Your assignment ::
Within the records below, how many lines hold the word "words"? Only the number should be returned.

(Dataset entries)
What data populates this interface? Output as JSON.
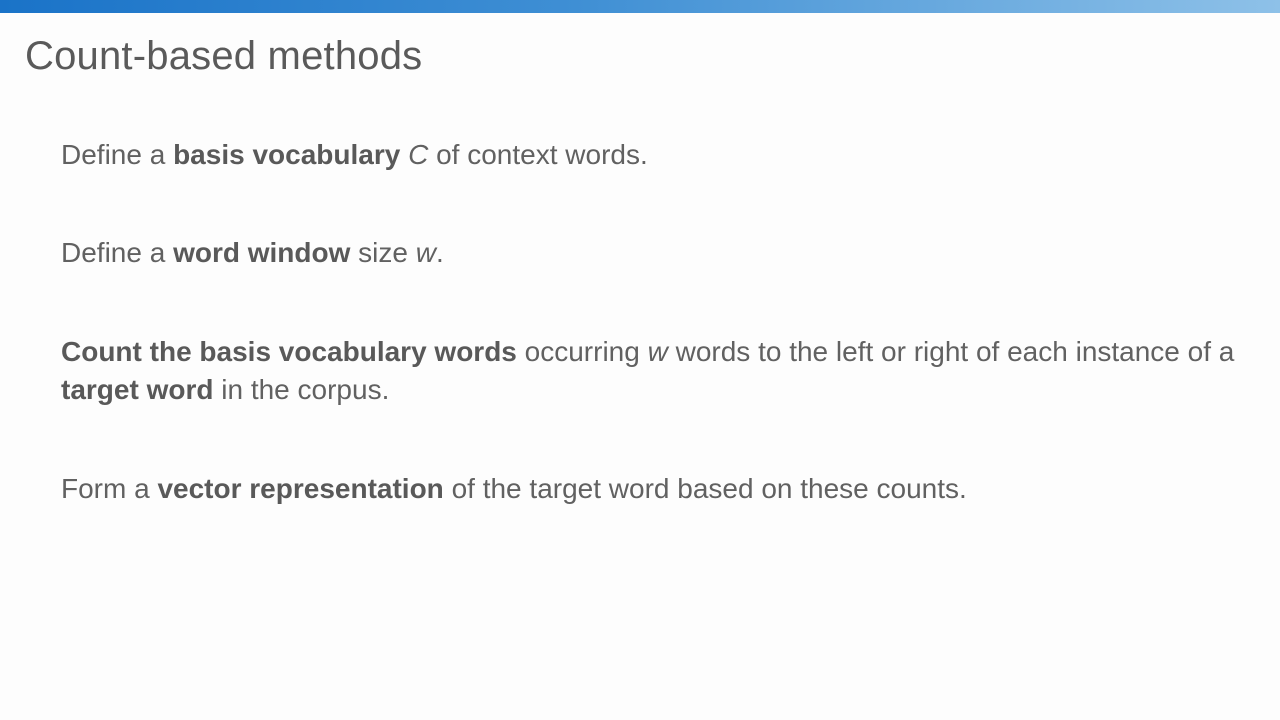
{
  "slide": {
    "title": "Count-based methods",
    "accent_bar_colors": [
      "#1a73c8",
      "#3f8fd4",
      "#8ec1e8"
    ]
  },
  "bullets": [
    {
      "parts": [
        {
          "text": "Define a ",
          "style": "normal"
        },
        {
          "text": "basis vocabulary",
          "style": "bold"
        },
        {
          "text": " ",
          "style": "normal"
        },
        {
          "text": "C",
          "style": "italic"
        },
        {
          "text": " of context words.",
          "style": "normal"
        }
      ]
    },
    {
      "parts": [
        {
          "text": "Define a ",
          "style": "normal"
        },
        {
          "text": "word window",
          "style": "bold"
        },
        {
          "text": " size ",
          "style": "normal"
        },
        {
          "text": "w",
          "style": "italic"
        },
        {
          "text": ".",
          "style": "normal"
        }
      ]
    },
    {
      "parts": [
        {
          "text": "Count the basis vocabulary words",
          "style": "bold"
        },
        {
          "text": " occurring ",
          "style": "normal"
        },
        {
          "text": "w",
          "style": "italic"
        },
        {
          "text": " words to the left or right of each instance of a ",
          "style": "normal"
        },
        {
          "text": "target word",
          "style": "bold"
        },
        {
          "text": " in the corpus.",
          "style": "normal"
        }
      ]
    },
    {
      "parts": [
        {
          "text": "Form a ",
          "style": "normal"
        },
        {
          "text": "vector representation",
          "style": "bold"
        },
        {
          "text": " of the target word based on these counts.",
          "style": "normal"
        }
      ]
    }
  ]
}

Worked solution ::
3